TO DO — Pick out each line below containing "screenshot".
EXERCISE INPUT START
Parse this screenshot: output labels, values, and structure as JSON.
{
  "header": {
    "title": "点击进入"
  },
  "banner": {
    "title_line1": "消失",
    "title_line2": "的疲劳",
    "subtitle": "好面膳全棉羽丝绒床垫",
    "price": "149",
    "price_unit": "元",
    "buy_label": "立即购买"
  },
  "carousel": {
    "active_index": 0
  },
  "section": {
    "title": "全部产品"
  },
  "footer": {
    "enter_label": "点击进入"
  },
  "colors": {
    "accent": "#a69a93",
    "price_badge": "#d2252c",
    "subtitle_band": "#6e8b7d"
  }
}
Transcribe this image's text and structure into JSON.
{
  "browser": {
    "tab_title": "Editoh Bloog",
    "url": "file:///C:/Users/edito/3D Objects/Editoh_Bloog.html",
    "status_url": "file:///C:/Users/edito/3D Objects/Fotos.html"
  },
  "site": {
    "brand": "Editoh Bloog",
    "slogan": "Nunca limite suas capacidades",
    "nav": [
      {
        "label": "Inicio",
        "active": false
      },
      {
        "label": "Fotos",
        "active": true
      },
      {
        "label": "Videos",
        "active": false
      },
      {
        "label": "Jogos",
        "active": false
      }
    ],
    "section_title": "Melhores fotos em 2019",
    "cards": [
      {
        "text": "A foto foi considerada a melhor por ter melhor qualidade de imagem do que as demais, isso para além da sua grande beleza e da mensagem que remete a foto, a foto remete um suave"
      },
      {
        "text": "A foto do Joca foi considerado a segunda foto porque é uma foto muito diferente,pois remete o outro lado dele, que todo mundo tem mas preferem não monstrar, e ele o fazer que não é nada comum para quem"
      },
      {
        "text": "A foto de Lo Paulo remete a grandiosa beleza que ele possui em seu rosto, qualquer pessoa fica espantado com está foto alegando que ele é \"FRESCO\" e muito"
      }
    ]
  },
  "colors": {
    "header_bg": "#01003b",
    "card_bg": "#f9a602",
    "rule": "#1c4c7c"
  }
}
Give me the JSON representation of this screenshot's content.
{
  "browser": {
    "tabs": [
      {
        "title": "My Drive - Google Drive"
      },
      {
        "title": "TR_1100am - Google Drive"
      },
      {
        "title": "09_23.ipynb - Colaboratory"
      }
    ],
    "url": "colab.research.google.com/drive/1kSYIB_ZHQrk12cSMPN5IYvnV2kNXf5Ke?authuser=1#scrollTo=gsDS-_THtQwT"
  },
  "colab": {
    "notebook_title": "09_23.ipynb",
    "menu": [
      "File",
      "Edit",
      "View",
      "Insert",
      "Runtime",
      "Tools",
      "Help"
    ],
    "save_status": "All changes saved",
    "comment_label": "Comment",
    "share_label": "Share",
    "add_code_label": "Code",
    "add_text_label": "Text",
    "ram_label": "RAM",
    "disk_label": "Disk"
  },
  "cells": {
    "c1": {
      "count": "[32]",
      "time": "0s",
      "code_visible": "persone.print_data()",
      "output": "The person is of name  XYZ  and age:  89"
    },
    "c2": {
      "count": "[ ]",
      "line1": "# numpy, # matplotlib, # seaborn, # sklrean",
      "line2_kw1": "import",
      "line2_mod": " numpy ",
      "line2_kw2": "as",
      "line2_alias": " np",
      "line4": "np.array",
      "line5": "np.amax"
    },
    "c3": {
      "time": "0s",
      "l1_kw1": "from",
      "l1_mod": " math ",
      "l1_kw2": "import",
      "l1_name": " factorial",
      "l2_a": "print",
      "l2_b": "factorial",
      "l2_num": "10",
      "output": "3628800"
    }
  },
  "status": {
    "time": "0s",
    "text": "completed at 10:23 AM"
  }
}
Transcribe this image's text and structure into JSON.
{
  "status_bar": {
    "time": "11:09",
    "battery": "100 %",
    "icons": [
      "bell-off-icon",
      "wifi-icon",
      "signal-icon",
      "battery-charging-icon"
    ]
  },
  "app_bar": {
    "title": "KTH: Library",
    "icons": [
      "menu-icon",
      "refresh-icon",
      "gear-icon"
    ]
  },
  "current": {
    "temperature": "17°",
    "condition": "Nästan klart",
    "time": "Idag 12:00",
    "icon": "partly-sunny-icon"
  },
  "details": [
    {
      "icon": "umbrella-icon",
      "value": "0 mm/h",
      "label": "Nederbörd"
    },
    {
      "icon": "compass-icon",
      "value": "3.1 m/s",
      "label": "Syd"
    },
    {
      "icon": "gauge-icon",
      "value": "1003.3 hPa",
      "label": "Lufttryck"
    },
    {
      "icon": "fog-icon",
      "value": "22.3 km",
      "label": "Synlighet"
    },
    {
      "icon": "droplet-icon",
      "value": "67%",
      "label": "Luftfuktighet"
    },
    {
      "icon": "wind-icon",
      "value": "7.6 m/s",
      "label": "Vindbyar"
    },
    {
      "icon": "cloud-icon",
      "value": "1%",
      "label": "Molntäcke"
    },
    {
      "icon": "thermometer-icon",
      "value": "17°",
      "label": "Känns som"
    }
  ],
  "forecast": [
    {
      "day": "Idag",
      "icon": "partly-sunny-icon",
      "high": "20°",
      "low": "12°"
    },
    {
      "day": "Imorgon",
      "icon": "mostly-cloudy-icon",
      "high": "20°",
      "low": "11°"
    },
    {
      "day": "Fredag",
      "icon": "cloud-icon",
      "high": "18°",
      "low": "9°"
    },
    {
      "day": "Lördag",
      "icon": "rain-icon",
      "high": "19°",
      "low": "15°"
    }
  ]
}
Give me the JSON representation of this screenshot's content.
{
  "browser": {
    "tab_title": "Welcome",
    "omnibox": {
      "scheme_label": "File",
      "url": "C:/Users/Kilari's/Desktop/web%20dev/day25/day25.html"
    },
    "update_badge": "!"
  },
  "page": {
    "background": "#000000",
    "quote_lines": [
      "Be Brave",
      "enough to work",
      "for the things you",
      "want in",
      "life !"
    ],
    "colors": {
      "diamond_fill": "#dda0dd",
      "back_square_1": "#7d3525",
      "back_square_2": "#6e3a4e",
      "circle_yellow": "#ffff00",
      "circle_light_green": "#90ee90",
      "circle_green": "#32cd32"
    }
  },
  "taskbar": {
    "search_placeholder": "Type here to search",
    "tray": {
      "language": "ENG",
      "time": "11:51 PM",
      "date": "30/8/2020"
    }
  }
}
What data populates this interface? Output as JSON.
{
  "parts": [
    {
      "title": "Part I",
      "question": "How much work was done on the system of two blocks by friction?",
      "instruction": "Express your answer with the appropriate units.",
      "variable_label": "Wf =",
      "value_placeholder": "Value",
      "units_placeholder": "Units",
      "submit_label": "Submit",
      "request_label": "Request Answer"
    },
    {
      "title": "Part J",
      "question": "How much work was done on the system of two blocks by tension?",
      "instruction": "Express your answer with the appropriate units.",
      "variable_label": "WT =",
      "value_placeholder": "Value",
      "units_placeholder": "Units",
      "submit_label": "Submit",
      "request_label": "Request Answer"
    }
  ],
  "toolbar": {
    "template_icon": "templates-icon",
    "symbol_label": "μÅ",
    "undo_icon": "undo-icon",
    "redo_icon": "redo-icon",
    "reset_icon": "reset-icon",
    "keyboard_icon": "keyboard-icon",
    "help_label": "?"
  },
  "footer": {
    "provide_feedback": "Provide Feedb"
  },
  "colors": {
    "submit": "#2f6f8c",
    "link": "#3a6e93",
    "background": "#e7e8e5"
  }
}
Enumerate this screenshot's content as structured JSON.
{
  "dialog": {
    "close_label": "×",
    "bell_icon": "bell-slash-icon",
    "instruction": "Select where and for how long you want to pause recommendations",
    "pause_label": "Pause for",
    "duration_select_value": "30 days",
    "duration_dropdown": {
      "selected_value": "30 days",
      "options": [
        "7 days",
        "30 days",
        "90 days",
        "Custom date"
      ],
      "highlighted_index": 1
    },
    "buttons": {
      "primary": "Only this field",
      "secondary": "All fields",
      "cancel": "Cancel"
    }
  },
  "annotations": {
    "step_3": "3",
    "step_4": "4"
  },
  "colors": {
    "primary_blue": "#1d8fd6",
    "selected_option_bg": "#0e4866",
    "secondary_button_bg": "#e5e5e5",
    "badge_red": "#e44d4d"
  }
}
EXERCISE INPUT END
ANSWER SECTION —
Parse this screenshot: output labels, values, and structure as JSON.
Give me the JSON representation of this screenshot's content.
Give me the JSON representation of this screenshot's content.
Enumerate this screenshot's content as structured JSON.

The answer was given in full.